In an interview with CNBC on June 23, Thomas Farley revealed long-term convictions about Bitcoin and dismissed concerns over BTC price losses.

Bitcoin: Going up, but not “up only”

Coming a day after CNBC pundit Jim Cramer admitted that he sold his Bitcoin stash, suggesting that BTC/USD was going as low as $10,000, Farley provided some much-needed mainstream bullishness.

“With respect to the recent price moves, I’m kind of sanguine about them — Bitcoin’s a very volatile asset class, in part because it’s a new asset class,” he told the network.

“I have no doubt it’ll go up, it’ll go down over the long term — I still think it’s a lower left to upper right trend and I think we’re going to see that play out over five years.”

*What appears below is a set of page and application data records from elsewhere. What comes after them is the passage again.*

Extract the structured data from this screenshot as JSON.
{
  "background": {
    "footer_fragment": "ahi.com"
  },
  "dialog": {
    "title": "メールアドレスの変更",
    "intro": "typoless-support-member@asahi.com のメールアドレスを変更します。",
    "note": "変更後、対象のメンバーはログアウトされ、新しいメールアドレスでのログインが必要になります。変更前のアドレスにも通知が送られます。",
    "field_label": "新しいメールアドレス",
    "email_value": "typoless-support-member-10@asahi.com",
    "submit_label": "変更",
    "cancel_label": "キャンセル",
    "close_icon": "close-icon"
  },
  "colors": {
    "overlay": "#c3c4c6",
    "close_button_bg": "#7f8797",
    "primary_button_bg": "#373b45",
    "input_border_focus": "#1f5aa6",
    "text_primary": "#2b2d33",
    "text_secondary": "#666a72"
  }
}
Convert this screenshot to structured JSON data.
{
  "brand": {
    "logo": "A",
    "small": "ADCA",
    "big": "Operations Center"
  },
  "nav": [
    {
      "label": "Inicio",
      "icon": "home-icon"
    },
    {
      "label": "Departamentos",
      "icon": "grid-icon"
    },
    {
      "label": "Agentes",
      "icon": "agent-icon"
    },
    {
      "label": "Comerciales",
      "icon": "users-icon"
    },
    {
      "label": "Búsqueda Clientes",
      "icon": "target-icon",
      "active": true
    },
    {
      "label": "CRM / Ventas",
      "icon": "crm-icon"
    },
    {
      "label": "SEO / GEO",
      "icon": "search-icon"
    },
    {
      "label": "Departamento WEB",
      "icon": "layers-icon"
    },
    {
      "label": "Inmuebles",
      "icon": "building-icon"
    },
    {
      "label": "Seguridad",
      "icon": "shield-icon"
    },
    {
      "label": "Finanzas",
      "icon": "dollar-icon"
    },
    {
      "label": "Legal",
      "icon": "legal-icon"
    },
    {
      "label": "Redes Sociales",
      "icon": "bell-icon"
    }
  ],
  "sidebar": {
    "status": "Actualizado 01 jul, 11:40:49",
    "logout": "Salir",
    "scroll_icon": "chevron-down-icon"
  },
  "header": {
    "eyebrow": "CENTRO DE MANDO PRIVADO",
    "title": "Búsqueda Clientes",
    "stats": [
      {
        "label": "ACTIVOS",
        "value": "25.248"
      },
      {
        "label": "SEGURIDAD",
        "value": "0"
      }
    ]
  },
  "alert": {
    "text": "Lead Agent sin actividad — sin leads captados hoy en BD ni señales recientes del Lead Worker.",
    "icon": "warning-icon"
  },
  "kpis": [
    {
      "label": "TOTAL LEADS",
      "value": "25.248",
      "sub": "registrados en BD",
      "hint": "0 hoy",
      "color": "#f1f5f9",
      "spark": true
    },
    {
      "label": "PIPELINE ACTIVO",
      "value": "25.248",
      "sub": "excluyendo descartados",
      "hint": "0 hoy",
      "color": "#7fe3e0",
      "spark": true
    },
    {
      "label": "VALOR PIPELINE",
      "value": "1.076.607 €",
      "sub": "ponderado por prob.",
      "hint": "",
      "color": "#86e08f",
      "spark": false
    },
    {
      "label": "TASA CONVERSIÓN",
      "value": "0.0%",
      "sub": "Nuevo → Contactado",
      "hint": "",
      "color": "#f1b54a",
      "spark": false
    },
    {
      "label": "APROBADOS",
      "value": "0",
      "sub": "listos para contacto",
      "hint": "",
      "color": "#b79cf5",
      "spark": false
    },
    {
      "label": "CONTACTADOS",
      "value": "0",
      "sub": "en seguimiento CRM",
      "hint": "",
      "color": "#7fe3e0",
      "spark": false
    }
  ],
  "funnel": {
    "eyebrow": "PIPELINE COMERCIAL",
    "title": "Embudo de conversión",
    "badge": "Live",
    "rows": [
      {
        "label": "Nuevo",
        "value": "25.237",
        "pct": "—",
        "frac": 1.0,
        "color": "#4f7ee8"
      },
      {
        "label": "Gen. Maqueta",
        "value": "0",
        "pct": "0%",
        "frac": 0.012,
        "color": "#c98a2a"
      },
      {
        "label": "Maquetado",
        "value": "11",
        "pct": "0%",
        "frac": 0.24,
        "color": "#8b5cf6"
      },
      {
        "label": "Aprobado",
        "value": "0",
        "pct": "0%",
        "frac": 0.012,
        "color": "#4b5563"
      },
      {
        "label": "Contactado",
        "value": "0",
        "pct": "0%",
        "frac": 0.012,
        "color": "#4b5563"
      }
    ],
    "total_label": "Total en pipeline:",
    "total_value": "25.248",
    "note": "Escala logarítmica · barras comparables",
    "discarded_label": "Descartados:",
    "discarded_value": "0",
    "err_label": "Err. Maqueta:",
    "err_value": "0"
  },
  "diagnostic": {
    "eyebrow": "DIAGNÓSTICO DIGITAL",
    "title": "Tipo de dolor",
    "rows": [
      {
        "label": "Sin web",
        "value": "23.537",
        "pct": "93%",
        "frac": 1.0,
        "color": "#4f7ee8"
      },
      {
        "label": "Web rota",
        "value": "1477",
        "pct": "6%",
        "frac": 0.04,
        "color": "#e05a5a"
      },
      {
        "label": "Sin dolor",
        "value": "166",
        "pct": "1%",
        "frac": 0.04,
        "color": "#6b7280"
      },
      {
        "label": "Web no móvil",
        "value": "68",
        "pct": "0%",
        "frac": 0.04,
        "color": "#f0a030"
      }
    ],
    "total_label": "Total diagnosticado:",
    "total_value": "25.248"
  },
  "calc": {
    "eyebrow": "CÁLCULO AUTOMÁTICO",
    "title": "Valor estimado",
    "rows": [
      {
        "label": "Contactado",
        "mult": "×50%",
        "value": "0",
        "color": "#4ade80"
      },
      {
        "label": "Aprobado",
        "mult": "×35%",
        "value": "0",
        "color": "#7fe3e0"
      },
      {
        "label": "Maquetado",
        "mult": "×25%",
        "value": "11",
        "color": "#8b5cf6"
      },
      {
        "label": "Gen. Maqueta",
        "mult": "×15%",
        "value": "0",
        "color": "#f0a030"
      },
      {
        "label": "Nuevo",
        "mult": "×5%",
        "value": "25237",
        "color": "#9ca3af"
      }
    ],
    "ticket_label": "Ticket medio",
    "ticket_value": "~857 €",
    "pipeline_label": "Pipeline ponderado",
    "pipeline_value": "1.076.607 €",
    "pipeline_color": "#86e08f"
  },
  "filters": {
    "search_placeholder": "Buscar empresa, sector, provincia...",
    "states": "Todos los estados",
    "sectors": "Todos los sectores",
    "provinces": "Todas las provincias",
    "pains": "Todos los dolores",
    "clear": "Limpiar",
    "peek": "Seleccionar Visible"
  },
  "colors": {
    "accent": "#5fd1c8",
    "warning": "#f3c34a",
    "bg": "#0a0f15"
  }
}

With mining upheaval coming from China still on everyone’s lips, popular mainstream criticism of Bitcoin’s energy usage was also swiftly cast aside as a temporary issue.

“I think this kerfuffle is an interesting conversation, but by and large I think it’ll be resolved because I think the blockchain at its core adds to its efficiency and in fact will add to energy efficiency over time,” he continued.

Less convinced on gold. vs. Bitcoin

When it comes to Bitcoin as “digital gold,” however, Farley was more conservative in his predictions.

Now firmly beneath a trillion-dollar market cap, Bitcoin must transform in order to take on store-of-value safe-havens.

Related: Joining the ranks: Bitcoin’s correlation with gold and stocks is growing

“I think the upper bound for now is gold, which is about a $10 trillion market cap,” he added.

“In order for Bitcoin to one day exceed gold, it’ll have to be more of an accepted form of currency — I’m not sure, frankly, if it ever gets there.”

Proponents argue that Bitcoin, by its very nature, faces just a matter of time before eclipsing gold thanks to the latter’s ultimately infinite supply and inability to beat Bitcoin in all aspects of “money.”

The precious metal saw a major sell-off last week after comments on policy from the United States Federal Reserve.

To beat gold, Bitcoin would need to trade at more than $533,000 with the current supply.